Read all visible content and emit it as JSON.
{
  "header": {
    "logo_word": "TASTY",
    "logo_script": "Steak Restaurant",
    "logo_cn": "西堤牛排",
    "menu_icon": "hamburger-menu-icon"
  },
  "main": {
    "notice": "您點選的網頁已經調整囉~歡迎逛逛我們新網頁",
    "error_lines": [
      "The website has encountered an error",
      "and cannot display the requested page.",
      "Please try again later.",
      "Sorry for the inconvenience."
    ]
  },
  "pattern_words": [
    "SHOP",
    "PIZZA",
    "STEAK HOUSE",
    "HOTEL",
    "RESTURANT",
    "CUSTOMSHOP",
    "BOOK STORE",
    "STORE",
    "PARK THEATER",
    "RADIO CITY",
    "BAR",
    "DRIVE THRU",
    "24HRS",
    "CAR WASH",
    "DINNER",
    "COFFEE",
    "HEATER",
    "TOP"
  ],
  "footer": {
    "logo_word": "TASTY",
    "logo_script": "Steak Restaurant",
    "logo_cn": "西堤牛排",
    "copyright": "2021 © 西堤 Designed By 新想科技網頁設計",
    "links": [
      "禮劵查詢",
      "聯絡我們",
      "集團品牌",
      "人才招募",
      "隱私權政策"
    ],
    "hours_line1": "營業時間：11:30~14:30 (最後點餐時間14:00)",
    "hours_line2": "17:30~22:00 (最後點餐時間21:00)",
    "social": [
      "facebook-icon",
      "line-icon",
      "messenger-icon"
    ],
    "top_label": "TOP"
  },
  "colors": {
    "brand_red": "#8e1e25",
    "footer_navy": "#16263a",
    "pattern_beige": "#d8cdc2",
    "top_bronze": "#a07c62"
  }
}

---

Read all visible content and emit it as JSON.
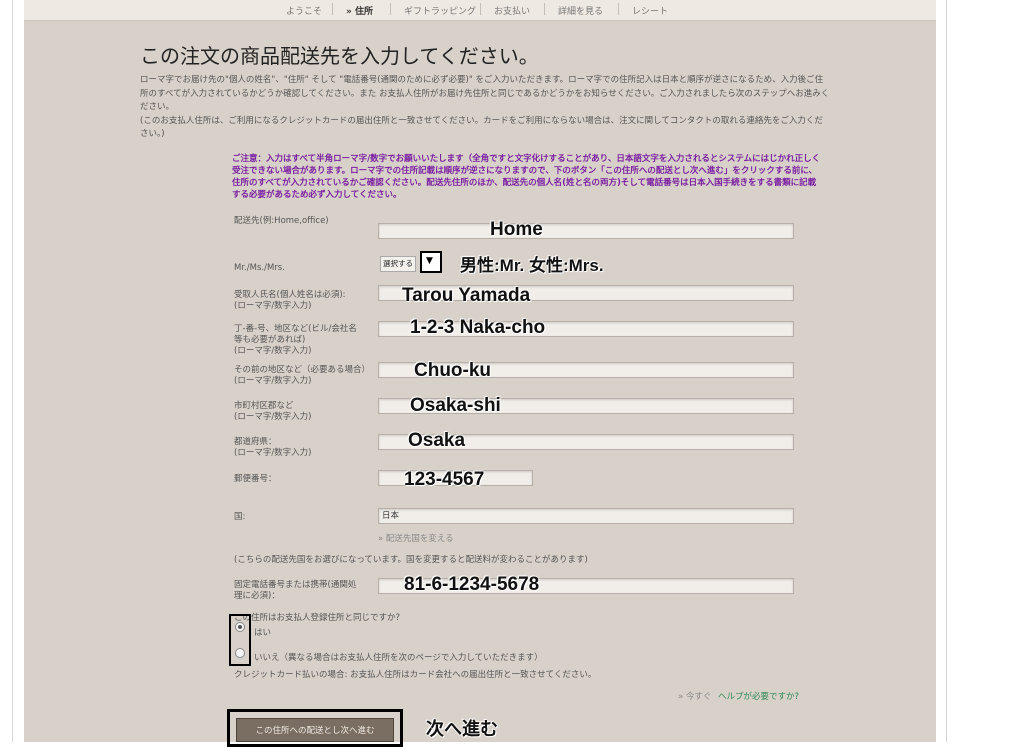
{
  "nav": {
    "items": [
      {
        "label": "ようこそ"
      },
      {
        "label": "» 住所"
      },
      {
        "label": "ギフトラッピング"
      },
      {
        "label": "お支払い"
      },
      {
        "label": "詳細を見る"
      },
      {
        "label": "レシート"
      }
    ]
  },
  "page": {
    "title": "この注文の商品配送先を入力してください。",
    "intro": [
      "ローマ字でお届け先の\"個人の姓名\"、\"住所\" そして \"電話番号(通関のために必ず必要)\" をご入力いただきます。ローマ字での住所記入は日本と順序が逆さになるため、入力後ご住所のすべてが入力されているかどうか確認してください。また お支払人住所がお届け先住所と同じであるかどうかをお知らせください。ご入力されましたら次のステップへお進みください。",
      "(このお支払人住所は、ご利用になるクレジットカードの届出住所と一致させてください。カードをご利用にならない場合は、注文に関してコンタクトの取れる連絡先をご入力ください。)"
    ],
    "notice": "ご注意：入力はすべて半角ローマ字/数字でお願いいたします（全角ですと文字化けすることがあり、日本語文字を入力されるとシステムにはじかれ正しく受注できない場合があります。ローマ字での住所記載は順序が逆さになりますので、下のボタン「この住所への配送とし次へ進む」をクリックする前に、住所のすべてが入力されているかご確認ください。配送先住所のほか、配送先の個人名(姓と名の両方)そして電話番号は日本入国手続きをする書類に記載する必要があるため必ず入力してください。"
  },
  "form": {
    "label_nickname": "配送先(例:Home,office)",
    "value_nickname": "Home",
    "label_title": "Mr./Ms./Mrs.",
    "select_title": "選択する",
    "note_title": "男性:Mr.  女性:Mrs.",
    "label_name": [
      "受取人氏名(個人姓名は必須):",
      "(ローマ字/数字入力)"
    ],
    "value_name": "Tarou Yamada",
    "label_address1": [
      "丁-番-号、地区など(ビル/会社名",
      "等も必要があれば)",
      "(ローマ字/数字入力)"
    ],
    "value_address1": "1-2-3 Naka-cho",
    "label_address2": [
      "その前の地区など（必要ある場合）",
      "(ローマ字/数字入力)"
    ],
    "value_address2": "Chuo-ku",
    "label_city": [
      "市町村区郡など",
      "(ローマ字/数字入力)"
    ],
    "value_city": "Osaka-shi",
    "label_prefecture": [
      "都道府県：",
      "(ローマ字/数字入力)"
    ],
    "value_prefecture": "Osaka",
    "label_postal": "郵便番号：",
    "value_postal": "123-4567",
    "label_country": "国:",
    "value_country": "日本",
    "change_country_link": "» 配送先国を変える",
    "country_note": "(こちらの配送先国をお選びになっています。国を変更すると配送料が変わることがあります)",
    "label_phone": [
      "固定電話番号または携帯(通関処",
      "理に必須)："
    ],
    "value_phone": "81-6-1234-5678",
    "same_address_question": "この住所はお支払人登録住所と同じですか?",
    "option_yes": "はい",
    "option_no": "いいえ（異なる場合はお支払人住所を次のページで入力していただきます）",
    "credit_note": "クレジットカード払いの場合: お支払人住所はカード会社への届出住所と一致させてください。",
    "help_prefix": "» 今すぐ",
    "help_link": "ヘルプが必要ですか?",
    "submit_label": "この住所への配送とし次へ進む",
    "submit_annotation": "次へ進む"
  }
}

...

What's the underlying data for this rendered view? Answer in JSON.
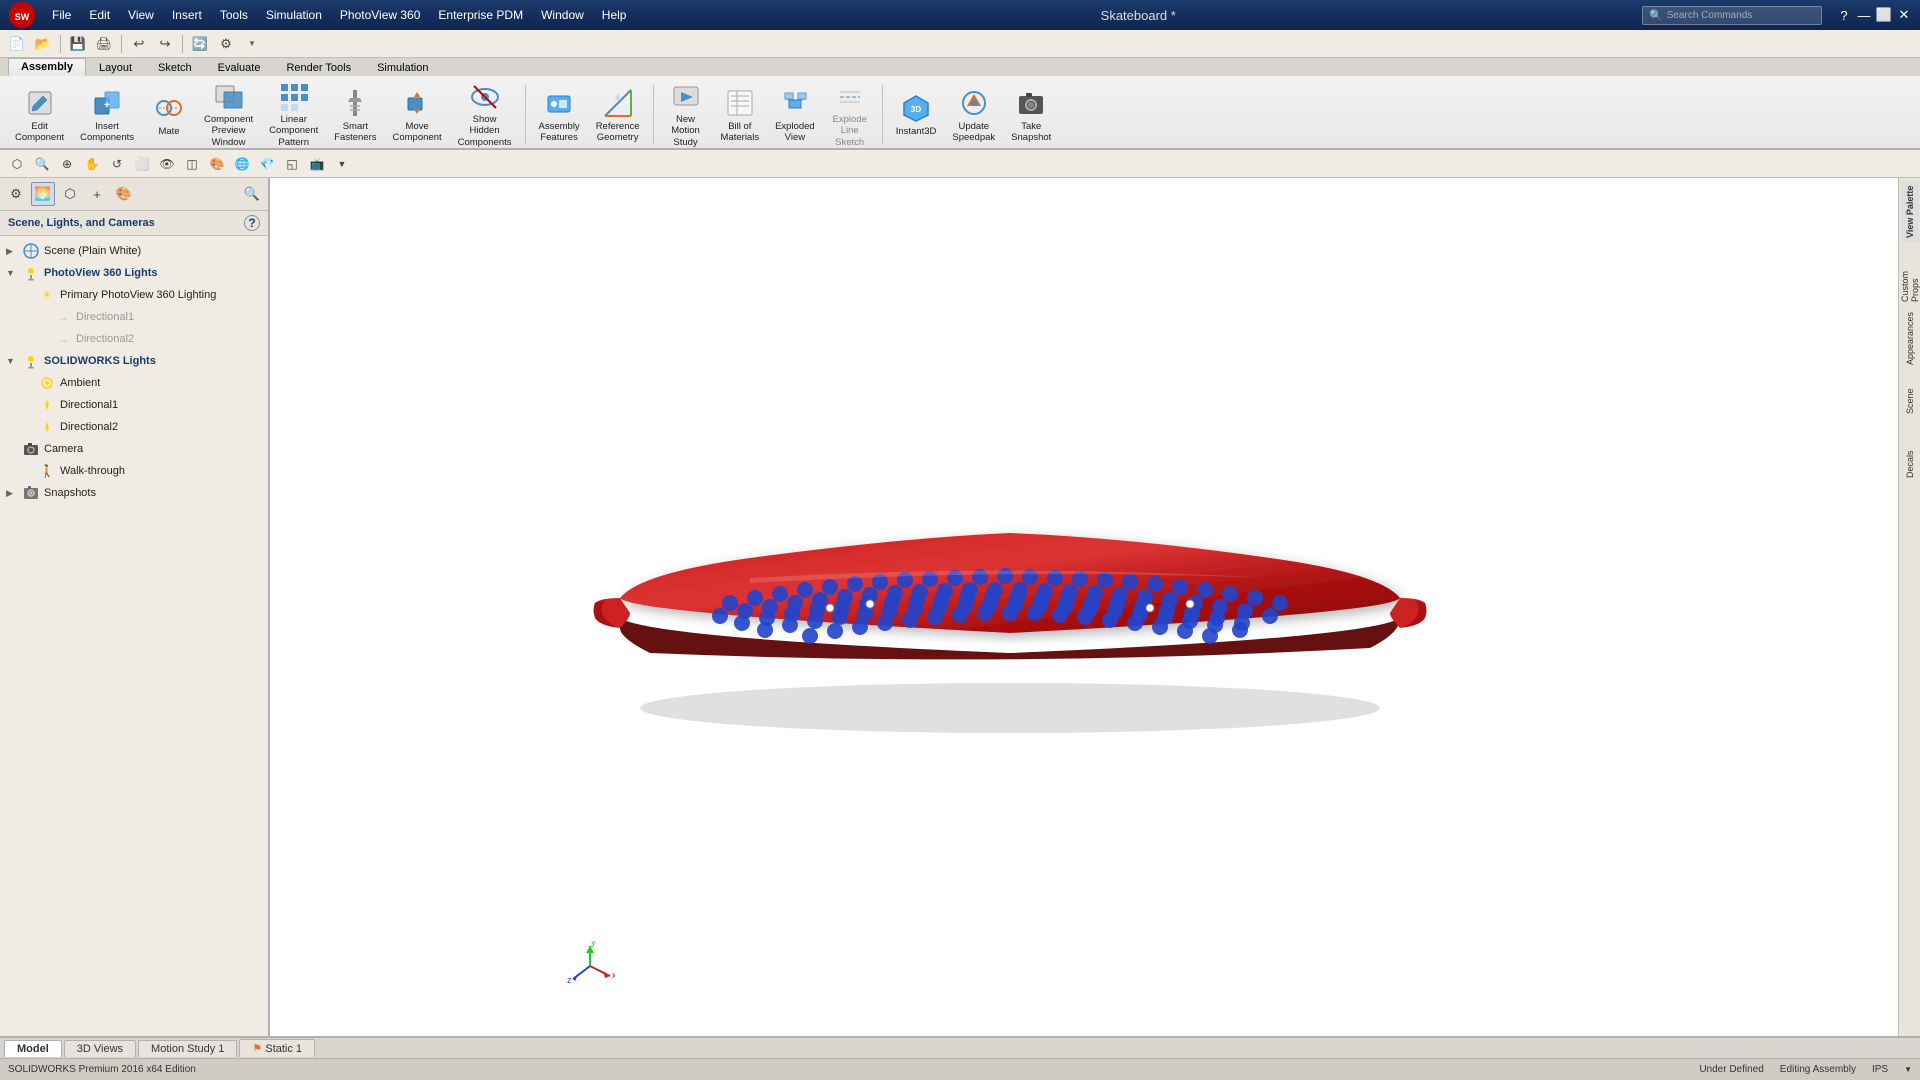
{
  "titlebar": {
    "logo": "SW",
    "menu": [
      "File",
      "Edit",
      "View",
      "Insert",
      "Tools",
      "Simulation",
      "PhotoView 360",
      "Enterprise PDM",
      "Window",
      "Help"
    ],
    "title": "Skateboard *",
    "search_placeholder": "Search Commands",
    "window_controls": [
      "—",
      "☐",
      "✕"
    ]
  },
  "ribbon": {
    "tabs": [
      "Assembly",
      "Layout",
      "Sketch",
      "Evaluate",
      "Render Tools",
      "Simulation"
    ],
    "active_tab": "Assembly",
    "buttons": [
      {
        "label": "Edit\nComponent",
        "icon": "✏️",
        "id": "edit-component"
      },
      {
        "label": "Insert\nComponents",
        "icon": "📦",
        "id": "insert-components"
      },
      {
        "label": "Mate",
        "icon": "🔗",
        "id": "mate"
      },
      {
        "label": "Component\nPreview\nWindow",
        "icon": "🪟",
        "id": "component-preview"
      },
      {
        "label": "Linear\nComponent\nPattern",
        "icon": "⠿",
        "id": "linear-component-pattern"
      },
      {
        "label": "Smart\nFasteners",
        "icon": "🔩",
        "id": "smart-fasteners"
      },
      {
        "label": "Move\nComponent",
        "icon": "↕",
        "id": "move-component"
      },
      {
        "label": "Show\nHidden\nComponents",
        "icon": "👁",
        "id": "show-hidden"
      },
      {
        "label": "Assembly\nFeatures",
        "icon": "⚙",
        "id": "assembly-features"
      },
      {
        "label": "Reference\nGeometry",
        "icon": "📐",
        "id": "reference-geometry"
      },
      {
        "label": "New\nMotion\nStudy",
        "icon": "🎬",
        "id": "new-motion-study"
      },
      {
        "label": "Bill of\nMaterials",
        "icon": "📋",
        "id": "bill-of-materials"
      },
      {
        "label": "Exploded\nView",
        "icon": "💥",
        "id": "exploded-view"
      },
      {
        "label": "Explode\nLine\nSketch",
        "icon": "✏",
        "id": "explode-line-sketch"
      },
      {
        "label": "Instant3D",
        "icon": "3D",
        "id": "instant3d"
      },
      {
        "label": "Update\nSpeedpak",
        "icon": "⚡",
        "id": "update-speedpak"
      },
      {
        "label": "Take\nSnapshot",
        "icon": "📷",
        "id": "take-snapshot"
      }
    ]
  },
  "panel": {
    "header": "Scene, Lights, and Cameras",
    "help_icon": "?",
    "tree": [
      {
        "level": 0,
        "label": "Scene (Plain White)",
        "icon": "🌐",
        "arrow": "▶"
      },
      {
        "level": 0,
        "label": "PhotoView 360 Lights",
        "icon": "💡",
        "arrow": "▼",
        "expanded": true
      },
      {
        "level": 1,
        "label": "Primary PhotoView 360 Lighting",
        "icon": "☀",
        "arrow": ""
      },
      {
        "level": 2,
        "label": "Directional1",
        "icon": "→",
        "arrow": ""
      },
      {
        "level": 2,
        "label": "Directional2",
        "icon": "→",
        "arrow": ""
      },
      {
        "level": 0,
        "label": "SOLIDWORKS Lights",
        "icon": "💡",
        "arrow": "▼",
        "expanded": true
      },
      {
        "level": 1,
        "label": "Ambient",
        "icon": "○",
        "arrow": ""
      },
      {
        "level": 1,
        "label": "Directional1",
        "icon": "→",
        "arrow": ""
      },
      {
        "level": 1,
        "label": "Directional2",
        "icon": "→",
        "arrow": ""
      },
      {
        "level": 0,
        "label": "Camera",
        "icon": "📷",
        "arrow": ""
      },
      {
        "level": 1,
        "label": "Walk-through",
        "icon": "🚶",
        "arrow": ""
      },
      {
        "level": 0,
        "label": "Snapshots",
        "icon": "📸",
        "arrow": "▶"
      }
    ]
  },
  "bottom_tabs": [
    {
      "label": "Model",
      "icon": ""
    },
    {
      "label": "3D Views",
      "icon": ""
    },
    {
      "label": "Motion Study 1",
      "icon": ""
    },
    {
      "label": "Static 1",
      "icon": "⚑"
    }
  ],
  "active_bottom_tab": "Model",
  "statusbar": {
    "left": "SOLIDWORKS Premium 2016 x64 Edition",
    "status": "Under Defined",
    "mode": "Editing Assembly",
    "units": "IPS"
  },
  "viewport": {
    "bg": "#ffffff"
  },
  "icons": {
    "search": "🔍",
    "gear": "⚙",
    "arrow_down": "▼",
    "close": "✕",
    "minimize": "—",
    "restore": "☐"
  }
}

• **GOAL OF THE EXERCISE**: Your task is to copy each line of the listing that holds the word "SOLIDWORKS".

• **FINISHED TASK**:
        "label": "SOLIDWORKS Lights",
    "left": "SOLIDWORKS Premium 2016 x64 Edition",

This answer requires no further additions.